Published: April 21, 2023

The 1957 Chukchi and Beaufort ice charts arrived at the University Libraries brittle and torn after decades rolled up in storage.

Rolled up maps before conservation

Student assistant Mak Morton, a senior majoring in art history and a recipient of the 2022-23 Laughing Goat Endowed Scholarship, took on the task of restoring these ice charts through her part-time job in the Libraries’s Preservation unit. In doing so, Morton saved irreplaceable data that is part of the climate record and made progress toward her goal of a career in art conservation and restoration.

The ice charts are part of the Roger G. Barry glaciology collection, acquired by the Libraries’ Rare and Distinctive Collections in 2018. The charts—which are maps of ice flows in northern Alaskan seas—are likely products of an international Cold War scientific study of the cryosphere that lasted from July 1, 1957 to December 31, 1958. The project was called the International Geophysical Year (IGY) and the data was collected by the U.S. military ultimately for scientific benefit. IGY involved 11 separate branches of science and data collection from 67 countries. Scientific observations that previously would not have been shared between eastern and western powers were now being jointly created and preserved for the common good of human understanding.

Mak Morton preserving the ice charts

Morton’s first step to preserve the maps involved some gentle dry cleaning using a soot sponge of vulcanized rubber to gently rub the material. The maps were shedding dirt, dust and grit. Once cleaned, they were ready for the next stage. 

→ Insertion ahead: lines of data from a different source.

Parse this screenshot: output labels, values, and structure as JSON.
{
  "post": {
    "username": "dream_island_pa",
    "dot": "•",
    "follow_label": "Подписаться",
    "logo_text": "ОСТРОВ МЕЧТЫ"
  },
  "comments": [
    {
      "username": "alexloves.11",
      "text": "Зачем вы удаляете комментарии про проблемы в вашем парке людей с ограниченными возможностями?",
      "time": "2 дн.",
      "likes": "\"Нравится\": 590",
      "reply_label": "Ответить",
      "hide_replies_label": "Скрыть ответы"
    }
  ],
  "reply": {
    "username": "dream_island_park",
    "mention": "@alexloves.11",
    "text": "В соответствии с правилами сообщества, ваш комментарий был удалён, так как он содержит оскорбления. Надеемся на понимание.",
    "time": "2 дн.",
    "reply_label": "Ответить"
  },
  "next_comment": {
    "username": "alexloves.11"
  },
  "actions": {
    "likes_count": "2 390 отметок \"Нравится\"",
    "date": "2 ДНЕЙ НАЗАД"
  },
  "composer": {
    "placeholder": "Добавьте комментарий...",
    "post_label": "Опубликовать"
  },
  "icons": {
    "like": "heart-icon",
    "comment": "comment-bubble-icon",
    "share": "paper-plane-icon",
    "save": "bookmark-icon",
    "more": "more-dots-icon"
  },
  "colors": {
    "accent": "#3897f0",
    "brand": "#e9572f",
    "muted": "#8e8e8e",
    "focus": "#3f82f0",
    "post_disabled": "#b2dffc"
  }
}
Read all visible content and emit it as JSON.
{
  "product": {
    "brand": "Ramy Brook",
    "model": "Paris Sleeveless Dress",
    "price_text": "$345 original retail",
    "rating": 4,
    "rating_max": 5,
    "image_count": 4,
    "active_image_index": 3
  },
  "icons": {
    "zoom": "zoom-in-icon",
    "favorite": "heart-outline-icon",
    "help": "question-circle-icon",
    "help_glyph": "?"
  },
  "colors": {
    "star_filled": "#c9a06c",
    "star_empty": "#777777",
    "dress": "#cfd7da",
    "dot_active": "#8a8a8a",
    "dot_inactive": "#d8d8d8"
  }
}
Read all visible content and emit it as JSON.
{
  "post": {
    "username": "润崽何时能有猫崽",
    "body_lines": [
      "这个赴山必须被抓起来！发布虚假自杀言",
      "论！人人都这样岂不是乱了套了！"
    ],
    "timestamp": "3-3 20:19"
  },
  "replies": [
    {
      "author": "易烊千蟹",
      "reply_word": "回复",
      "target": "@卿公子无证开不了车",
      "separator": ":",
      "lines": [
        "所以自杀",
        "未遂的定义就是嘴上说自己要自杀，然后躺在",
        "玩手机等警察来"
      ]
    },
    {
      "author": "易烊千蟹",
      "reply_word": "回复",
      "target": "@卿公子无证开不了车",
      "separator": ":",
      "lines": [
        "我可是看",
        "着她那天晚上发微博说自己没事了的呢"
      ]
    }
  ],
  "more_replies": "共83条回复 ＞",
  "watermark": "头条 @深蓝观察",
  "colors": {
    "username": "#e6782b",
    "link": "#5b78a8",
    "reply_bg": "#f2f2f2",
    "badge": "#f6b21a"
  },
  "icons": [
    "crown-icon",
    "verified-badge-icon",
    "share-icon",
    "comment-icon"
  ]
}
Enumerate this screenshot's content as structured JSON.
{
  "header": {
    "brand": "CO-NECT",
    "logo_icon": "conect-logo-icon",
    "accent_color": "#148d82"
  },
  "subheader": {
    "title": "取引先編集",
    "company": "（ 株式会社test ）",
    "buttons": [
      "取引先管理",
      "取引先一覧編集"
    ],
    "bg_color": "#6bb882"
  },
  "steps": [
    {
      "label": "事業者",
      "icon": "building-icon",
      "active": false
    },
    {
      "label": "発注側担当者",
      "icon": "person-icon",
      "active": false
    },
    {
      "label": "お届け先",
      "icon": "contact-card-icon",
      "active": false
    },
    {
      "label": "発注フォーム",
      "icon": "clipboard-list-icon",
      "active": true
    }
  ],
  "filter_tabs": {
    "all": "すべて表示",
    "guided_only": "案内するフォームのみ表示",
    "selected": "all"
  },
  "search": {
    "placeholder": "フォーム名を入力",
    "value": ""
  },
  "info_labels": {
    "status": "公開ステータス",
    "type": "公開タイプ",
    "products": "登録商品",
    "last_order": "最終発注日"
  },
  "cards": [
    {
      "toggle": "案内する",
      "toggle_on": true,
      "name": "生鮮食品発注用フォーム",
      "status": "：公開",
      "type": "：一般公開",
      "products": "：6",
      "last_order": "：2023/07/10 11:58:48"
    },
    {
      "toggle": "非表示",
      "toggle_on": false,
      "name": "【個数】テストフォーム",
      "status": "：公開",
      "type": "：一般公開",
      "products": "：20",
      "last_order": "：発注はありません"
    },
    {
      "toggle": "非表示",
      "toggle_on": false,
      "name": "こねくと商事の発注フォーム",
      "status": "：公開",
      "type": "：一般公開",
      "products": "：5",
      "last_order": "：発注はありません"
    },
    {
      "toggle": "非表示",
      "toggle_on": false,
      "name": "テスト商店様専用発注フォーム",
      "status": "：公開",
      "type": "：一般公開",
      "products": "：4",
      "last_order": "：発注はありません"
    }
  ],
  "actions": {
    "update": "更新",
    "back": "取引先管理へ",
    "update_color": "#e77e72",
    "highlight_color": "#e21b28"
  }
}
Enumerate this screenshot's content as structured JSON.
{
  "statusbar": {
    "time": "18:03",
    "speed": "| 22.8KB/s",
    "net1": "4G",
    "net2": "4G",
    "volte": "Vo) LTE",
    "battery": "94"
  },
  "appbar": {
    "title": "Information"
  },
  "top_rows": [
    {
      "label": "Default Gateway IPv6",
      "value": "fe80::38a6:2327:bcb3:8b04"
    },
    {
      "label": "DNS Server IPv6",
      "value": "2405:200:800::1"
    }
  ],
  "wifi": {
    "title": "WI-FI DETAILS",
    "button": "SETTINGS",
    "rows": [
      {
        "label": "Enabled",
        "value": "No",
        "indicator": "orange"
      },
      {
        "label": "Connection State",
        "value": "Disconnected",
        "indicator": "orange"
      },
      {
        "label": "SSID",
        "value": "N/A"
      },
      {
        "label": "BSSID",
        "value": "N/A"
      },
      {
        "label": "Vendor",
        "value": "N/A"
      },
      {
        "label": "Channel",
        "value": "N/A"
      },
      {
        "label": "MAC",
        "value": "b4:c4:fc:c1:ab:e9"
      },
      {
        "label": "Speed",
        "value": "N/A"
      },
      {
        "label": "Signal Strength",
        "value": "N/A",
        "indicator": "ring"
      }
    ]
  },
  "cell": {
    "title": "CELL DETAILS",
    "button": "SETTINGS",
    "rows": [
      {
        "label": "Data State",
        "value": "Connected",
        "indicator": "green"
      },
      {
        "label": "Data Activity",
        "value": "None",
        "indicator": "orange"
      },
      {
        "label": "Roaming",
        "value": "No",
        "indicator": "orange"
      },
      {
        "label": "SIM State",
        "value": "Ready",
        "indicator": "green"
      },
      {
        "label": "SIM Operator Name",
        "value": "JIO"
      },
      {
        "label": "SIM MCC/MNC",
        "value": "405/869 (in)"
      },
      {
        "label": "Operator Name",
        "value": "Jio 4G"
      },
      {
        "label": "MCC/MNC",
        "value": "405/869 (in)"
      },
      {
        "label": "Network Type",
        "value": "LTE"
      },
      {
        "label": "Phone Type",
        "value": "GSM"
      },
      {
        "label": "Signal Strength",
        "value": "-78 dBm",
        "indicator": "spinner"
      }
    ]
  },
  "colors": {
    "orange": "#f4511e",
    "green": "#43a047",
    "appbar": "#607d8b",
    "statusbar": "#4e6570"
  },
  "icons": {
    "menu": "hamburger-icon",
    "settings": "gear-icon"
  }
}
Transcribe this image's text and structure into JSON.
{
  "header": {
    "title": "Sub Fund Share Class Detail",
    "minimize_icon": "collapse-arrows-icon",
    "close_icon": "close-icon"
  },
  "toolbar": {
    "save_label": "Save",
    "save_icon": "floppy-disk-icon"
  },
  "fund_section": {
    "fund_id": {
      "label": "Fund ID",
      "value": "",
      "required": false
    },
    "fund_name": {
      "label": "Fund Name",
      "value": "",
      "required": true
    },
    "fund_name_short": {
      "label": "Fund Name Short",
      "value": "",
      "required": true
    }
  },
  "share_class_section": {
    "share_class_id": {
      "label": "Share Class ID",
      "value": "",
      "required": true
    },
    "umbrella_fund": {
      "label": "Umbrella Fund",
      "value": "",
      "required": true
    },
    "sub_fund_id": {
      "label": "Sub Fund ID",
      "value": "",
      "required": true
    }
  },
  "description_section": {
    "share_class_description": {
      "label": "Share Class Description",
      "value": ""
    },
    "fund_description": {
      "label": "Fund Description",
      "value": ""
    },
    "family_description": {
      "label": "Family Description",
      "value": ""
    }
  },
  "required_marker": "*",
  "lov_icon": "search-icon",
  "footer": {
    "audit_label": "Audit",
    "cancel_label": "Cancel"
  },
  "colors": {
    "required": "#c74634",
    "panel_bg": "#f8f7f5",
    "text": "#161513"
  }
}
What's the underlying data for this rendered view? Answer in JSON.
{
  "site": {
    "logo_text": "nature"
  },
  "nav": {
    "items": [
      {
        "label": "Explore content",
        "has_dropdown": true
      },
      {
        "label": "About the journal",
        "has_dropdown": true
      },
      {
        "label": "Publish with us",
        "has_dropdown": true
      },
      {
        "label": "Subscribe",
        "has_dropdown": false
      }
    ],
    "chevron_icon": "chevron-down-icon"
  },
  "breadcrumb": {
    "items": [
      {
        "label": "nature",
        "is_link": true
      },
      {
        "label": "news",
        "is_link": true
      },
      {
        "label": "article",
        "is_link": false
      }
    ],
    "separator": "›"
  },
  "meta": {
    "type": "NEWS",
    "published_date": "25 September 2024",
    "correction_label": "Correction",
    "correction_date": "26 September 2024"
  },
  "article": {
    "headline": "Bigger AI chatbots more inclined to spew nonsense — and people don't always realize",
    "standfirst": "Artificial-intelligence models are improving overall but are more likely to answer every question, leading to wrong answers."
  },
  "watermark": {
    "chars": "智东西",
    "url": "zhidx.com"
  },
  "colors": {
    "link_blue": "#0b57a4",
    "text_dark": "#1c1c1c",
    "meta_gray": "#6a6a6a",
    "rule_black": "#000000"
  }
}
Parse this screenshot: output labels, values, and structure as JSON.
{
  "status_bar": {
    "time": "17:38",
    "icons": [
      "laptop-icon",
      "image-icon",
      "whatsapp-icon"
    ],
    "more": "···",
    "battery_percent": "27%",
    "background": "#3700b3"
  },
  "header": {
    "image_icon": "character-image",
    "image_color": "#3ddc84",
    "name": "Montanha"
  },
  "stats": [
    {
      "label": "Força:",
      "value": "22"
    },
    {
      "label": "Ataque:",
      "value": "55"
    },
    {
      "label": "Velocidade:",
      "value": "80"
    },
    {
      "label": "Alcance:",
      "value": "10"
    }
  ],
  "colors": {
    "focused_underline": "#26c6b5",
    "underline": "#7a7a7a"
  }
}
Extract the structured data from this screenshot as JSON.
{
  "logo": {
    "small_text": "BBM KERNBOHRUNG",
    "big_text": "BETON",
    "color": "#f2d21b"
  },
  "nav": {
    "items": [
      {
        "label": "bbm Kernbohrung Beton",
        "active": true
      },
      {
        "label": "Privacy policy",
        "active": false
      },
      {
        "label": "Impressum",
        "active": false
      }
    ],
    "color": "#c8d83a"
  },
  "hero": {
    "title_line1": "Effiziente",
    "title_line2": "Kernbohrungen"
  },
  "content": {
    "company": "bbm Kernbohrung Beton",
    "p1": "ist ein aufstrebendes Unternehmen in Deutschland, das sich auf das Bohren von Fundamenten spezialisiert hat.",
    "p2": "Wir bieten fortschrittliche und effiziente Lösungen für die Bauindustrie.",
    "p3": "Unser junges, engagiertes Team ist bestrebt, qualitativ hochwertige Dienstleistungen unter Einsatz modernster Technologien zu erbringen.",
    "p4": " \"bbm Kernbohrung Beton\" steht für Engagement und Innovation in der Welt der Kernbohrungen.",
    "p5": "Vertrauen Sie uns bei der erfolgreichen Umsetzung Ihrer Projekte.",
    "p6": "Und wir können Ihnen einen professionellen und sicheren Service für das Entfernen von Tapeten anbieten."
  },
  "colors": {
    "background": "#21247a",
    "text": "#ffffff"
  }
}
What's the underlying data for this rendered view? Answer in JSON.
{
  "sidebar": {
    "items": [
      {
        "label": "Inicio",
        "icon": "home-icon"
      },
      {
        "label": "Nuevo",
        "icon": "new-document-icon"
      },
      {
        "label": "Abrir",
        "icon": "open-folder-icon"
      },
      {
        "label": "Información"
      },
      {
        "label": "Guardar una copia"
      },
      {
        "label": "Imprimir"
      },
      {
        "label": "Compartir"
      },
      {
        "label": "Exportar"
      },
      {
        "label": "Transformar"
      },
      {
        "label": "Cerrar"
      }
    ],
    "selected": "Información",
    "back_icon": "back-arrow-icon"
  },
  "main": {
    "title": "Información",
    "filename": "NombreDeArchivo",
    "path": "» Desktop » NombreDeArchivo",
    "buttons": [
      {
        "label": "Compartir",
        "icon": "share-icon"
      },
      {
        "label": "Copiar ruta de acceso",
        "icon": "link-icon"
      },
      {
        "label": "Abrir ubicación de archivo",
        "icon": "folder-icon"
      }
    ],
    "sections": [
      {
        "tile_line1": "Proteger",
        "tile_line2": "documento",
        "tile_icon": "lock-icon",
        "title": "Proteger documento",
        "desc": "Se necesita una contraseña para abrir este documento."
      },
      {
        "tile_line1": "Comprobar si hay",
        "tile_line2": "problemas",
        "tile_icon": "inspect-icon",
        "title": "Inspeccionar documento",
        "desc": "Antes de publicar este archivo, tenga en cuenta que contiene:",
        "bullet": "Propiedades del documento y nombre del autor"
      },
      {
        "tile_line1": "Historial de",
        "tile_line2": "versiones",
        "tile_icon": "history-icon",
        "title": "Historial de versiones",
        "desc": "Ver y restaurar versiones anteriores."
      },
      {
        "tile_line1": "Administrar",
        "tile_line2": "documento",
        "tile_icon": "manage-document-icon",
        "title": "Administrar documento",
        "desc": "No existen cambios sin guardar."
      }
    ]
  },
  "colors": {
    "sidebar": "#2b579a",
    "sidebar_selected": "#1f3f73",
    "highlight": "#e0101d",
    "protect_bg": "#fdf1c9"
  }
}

"It is gratifying to be able to be the one to physically transform something so damaged and fragile back into a legible and accessible state," said Morton. "We spend so much time looking at screens, I love being able to get back to the tangible physical object and extend its presence and use."

A photo negative of a glacier with the text 'restricted'

This photo is from the Glacier Photograph Collection in the Roger G. Barry glaciology collection and is representative of war-time secrecy before the IGY. Initially listed as an ‘unknown glacier’ it was taken by an unidentified photographer in 1941 and has since been identified as Yanert Glacier in Alaska.

Humidifying and flattening

The media of each map was tested to make sure they were not water-soluble.

A series of photos showing how the maps are misted and flattened

Each map (together with its fragments, if torn) was gently spread out on a clean surface covered with blotter paper and lightly misted with distilled water. The moisture softened the maps making them more pliable. They were then left to dry for about a day, sandwiched between blotter paper and pressed under weights to help them flatten. 

Tear repair

A thin Japanese paper and wheat starch paste is used for tear repair. First, the torn pieces of the maps were reassembled. Strips for the repairs were separated from a larger piece of Japanese paper using a water pen (rather than cutting with scissors). Tearing off the strips with the aid of a water pen produces a fibrous/frayed edge that is ideal for repairs.

The tools and paper used for tear repair

Once tears were set, Morton carefully brushed wheat starch over the paper, applied the mends and allowed for drying.

A series of photos depicting the process for repairing the tear

The final step was numbering the 103 restored charts and placing them in a customized archival box. The project took approximately three months to complete.

The ice charts with the custom archival box

The Chukchi and Beaufort ice charts are part of the larger Roger G. Barry glaciology collection. They were collected by the National Snow and Ice Data Center (NSIDC) and came to the Libraries' archives in partnership with the Cooperative Institute for Research in Environmental Sciences (CIRES) at the University of Colorado at Boulder.

“This material is excellent primary source evidence of both changes in ice and how data collection by scientists has changed over time,” Senior Processing Archivist Ashlyn Velte said. “We have had researchers looking for records of where ice and glaciers existed in the past as well as their size, shape and location in order to compare to today and make better predictions about what will happen in the future.”

For further information about NSIDC, see The First 25 years: The history of the WDC for glaciology and NSIDC in Boulder, Colorado.

Roger G Barry filling a pilot balloon in 1963

Roger G. Barry fills a pilot balloon with hydrogen at Tanquary Fjord in Nunavut, Canada in the summer of 1963.

During his 60+ years in geography and climatology with an emphasis on the polar regions, Roger G. Barry was among the very first to recognize the importance of computers for archiving and sharing climate data. He came to CU Boulder in 1968 and became the founding director of NSIDC from 1971 to 2011.

To learn more about Barry’s career and its significance for today’s climate research see the memorials from the Department of Geography and by Eos from AGU.  

Reflecting on his life and work Barry reflected, “Climatology is a young science, spanning barely half a century, and I have indeed been fortunate to be part of most of it.” He counted among his greatest satisfactions as “working with so many brilliant graduate students,” and “establishing NSIDC as a worldwide resource.” In Memoriam

Learn about the International Geophysical Year (IGY)